* [Task description]
Write every line below out again exactly, images omitted.

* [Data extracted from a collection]
== == ==
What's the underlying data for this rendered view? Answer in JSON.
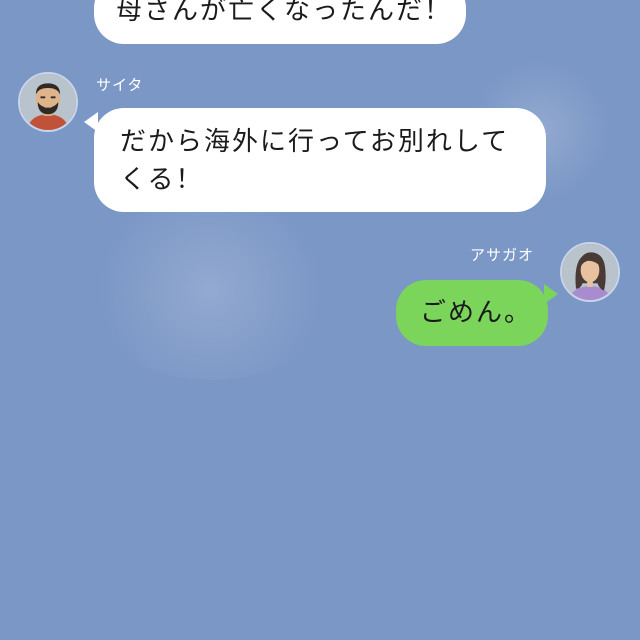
{
  "chat": {
    "messages": [
      {
        "sender": "",
        "text": "母さんが亡くなったんだ！",
        "side": "left"
      },
      {
        "sender": "サイタ",
        "text": "だから海外に行ってお別れしてくる！",
        "side": "left"
      },
      {
        "sender": "アサガオ",
        "text": "ごめん。",
        "side": "right"
      }
    ]
  },
  "icons": {
    "saita_avatar": "man-with-beard-avatar-icon",
    "asagao_avatar": "woman-avatar-icon"
  },
  "colors": {
    "background": "#7b97c6",
    "incoming_bubble": "#ffffff",
    "outgoing_bubble": "#7bd55a",
    "sender_name": "#ffffff"
  }
}
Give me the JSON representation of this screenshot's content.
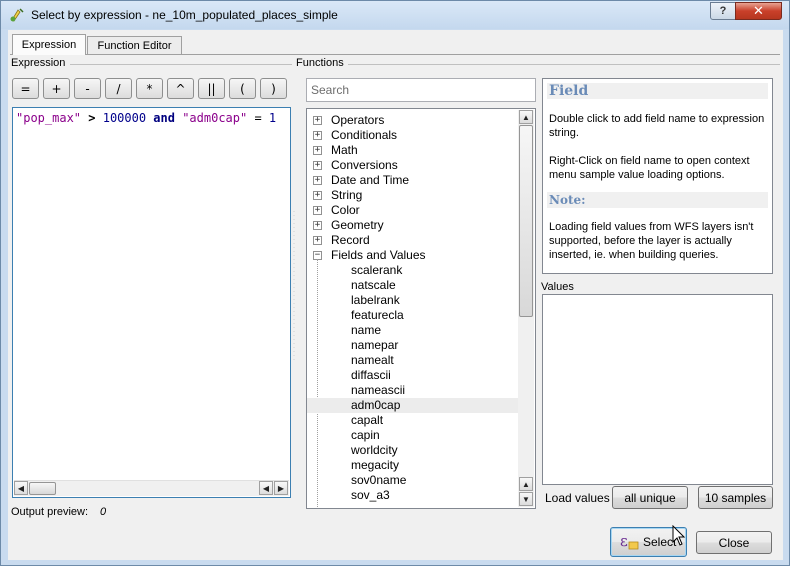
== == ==
* [Finished exercise]
What's the underlying data for this rendered view? Answer in JSON.
{
  "chat": {
    "messages": [
      {
        "sender": "",
        "text": "母さんが亡くなったんだ！",
        "side": "left"
      },
      {
        "sender": "サイタ",
        "text": "だから海外に行ってお別れしてくる！",
        "side": "left"
      },
      {
        "sender": "アサガオ",
        "text": "ごめん。",
        "side": "right"
      }
    ]
  },
  "icons": {
    "saita_avatar": "man-with-beard-avatar-icon",
    "asagao_avatar": "woman-avatar-icon"
  },
  "colors": {
    "background": "#7b97c6",
    "incoming_bubble": "#ffffff",
    "outgoing_bubble": "#7bd55a",
    "sender_name": "#ffffff"
  }
}
Give me the JSON representation of this screenshot's content.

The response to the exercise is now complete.